START Material shown

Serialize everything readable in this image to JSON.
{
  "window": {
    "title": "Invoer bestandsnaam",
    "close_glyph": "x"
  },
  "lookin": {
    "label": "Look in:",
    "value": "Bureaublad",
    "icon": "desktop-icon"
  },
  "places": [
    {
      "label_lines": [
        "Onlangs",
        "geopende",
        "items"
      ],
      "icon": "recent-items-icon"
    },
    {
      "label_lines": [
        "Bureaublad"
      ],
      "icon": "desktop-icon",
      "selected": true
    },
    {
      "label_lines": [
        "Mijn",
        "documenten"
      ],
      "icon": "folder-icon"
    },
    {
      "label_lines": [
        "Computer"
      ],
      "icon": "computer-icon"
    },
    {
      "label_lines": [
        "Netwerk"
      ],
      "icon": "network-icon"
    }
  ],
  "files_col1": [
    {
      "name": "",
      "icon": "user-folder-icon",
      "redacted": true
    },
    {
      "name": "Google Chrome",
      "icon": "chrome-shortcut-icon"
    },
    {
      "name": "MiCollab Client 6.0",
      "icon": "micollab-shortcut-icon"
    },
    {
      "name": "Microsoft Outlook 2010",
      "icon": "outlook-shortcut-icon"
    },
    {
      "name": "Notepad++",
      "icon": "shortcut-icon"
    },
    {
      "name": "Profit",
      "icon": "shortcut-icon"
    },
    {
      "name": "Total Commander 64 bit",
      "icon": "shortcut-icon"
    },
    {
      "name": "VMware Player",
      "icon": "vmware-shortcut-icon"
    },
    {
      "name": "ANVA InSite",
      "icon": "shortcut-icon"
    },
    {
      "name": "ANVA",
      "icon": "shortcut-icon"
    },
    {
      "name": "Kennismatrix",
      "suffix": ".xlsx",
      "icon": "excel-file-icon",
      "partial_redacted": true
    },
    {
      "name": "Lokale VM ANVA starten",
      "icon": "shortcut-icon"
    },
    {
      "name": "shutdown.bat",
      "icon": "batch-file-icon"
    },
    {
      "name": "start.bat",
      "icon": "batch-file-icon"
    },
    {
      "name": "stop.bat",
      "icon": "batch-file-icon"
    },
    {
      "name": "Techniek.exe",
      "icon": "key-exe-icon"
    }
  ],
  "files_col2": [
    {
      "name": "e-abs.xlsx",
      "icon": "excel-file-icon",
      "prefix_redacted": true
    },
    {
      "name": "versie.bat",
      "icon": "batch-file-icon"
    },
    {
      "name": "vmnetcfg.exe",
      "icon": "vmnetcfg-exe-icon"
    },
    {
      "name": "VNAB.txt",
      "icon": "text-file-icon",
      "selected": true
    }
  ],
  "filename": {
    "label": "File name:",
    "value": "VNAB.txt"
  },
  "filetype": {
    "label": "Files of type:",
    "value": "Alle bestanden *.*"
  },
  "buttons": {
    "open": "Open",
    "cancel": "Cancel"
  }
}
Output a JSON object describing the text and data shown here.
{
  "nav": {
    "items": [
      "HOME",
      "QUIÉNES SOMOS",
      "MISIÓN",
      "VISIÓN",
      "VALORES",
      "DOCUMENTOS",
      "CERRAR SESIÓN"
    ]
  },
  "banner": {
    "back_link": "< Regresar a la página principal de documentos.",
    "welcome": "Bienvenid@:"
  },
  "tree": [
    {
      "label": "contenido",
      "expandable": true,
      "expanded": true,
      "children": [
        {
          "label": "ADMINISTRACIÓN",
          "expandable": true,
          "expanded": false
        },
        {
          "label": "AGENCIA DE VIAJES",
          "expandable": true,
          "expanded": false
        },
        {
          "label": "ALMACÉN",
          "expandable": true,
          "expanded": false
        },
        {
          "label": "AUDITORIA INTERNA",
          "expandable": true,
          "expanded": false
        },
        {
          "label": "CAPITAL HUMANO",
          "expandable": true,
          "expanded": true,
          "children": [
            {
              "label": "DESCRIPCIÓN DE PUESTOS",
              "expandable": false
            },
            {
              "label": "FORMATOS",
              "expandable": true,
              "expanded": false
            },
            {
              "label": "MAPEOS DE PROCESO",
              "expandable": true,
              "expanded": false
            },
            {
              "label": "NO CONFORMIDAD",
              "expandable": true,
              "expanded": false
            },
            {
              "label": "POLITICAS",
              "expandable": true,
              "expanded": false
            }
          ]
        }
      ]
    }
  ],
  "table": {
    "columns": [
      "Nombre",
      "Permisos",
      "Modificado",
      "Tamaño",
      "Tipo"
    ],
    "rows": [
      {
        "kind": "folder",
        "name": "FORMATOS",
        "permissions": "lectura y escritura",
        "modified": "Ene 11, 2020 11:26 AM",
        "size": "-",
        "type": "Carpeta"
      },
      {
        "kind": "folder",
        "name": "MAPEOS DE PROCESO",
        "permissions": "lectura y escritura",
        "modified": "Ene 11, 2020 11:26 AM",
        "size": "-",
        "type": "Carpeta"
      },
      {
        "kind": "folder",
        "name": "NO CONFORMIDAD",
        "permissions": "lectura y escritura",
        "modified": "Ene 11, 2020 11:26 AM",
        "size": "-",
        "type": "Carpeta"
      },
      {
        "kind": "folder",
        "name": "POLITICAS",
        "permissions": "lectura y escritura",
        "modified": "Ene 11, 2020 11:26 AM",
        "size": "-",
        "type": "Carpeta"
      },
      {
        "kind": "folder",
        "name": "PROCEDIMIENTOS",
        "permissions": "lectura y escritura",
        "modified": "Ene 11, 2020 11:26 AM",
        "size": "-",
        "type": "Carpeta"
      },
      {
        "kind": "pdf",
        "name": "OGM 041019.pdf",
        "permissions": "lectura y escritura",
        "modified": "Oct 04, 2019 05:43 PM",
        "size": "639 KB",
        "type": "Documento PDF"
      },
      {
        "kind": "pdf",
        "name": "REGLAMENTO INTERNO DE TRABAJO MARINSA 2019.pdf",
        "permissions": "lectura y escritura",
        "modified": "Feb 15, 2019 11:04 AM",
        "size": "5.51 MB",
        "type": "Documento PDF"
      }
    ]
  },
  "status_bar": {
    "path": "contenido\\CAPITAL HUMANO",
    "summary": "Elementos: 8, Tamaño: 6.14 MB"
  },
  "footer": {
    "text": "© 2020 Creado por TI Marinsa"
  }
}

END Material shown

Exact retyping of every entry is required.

Serialize everything readable in this image to JSON.
{
  "window": {
    "title": "Invoer bestandsnaam",
    "close_glyph": "x"
  },
  "lookin": {
    "label": "Look in:",
    "value": "Bureaublad",
    "icon": "desktop-icon"
  },
  "places": [
    {
      "label_lines": [
        "Onlangs",
        "geopende",
        "items"
      ],
      "icon": "recent-items-icon"
    },
    {
      "label_lines": [
        "Bureaublad"
      ],
      "icon": "desktop-icon",
      "selected": true
    },
    {
      "label_lines": [
        "Mijn",
        "documenten"
      ],
      "icon": "folder-icon"
    },
    {
      "label_lines": [
        "Computer"
      ],
      "icon": "computer-icon"
    },
    {
      "label_lines": [
        "Netwerk"
      ],
      "icon": "network-icon"
    }
  ],
  "files_col1": [
    {
      "name": "",
      "icon": "user-folder-icon",
      "redacted": true
    },
    {
      "name": "Google Chrome",
      "icon": "chrome-shortcut-icon"
    },
    {
      "name": "MiCollab Client 6.0",
      "icon": "micollab-shortcut-icon"
    },
    {
      "name": "Microsoft Outlook 2010",
      "icon": "outlook-shortcut-icon"
    },
    {
      "name": "Notepad++",
      "icon": "shortcut-icon"
    },
    {
      "name": "Profit",
      "icon": "shortcut-icon"
    },
    {
      "name": "Total Commander 64 bit",
      "icon": "shortcut-icon"
    },
    {
      "name": "VMware Player",
      "icon": "vmware-shortcut-icon"
    },
    {
      "name": "ANVA InSite",
      "icon": "shortcut-icon"
    },
    {
      "name": "ANVA",
      "icon": "shortcut-icon"
    },
    {
      "name": "Kennismatrix",
      "suffix": ".xlsx",
      "icon": "excel-file-icon",
      "partial_redacted": true
    },
    {
      "name": "Lokale VM ANVA starten",
      "icon": "shortcut-icon"
    },
    {
      "name": "shutdown.bat",
      "icon": "batch-file-icon"
    },
    {
      "name": "start.bat",
      "icon": "batch-file-icon"
    },
    {
      "name": "stop.bat",
      "icon": "batch-file-icon"
    },
    {
      "name": "Techniek.exe",
      "icon": "key-exe-icon"
    }
  ],
  "files_col2": [
    {
      "name": "e-abs.xlsx",
      "icon": "excel-file-icon",
      "prefix_redacted": true
    },
    {
      "name": "versie.bat",
      "icon": "batch-file-icon"
    },
    {
      "name": "vmnetcfg.exe",
      "icon": "vmnetcfg-exe-icon"
    },
    {
      "name": "VNAB.txt",
      "icon": "text-file-icon",
      "selected": true
    }
  ],
  "filename": {
    "label": "File name:",
    "value": "VNAB.txt"
  },
  "filetype": {
    "label": "Files of type:",
    "value": "Alle bestanden *.*"
  },
  "buttons": {
    "open": "Open",
    "cancel": "Cancel"
  }
}
Output a JSON object describing the text and data shown here.
{
  "nav": {
    "items": [
      "HOME",
      "QUIÉNES SOMOS",
      "MISIÓN",
      "VISIÓN",
      "VALORES",
      "DOCUMENTOS",
      "CERRAR SESIÓN"
    ]
  },
  "banner": {
    "back_link": "< Regresar a la página principal de documentos.",
    "welcome": "Bienvenid@:"
  },
  "tree": [
    {
      "label": "contenido",
      "expandable": true,
      "expanded": true,
      "children": [
        {
          "label": "ADMINISTRACIÓN",
          "expandable": true,
          "expanded": false
        },
        {
          "label": "AGENCIA DE VIAJES",
          "expandable": true,
          "expanded": false
        },
        {
          "label": "ALMACÉN",
          "expandable": true,
          "expanded": false
        },
        {
          "label": "AUDITORIA INTERNA",
          "expandable": true,
          "expanded": false
        },
        {
          "label": "CAPITAL HUMANO",
          "expandable": true,
          "expanded": true,
          "children": [
            {
              "label": "DESCRIPCIÓN DE PUESTOS",
              "expandable": false
            },
            {
              "label": "FORMATOS",
              "expandable": true,
              "expanded": false
            },
            {
              "label": "MAPEOS DE PROCESO",
              "expandable": true,
              "expanded": false
            },
            {
              "label": "NO CONFORMIDAD",
              "expandable": true,
              "expanded": false
            },
            {
              "label": "POLITICAS",
              "expandable": true,
              "expanded": false
            }
          ]
        }
      ]
    }
  ],
  "table": {
    "columns": [
      "Nombre",
      "Permisos",
      "Modificado",
      "Tamaño",
      "Tipo"
    ],
    "rows": [
      {
        "kind": "folder",
        "name": "FORMATOS",
        "permissions": "lectura y escritura",
        "modified": "Ene 11, 2020 11:26 AM",
        "size": "-",
        "type": "Carpeta"
      },
      {
        "kind": "folder",
        "name": "MAPEOS DE PROCESO",
        "permissions": "lectura y escritura",
        "modified": "Ene 11, 2020 11:26 AM",
        "size": "-",
        "type": "Carpeta"
      },
      {
        "kind": "folder",
        "name": "NO CONFORMIDAD",
        "permissions": "lectura y escritura",
        "modified": "Ene 11, 2020 11:26 AM",
        "size": "-",
        "type": "Carpeta"
      },
      {
        "kind": "folder",
        "name": "POLITICAS",
        "permissions": "lectura y escritura",
        "modified": "Ene 11, 2020 11:26 AM",
        "size": "-",
        "type": "Carpeta"
      },
      {
        "kind": "folder",
        "name": "PROCEDIMIENTOS",
        "permissions": "lectura y escritura",
        "modified": "Ene 11, 2020 11:26 AM",
        "size": "-",
        "type": "Carpeta"
      },
      {
        "kind": "pdf",
        "name": "OGM 041019.pdf",
        "permissions": "lectura y escritura",
        "modified": "Oct 04, 2019 05:43 PM",
        "size": "639 KB",
        "type": "Documento PDF"
      },
      {
        "kind": "pdf",
        "name": "REGLAMENTO INTERNO DE TRABAJO MARINSA 2019.pdf",
        "permissions": "lectura y escritura",
        "modified": "Feb 15, 2019 11:04 AM",
        "size": "5.51 MB",
        "type": "Documento PDF"
      }
    ]
  },
  "status_bar": {
    "path": "contenido\\CAPITAL HUMANO",
    "summary": "Elementos: 8, Tamaño: 6.14 MB"
  },
  "footer": {
    "text": "© 2020 Creado por TI Marinsa"
  }
}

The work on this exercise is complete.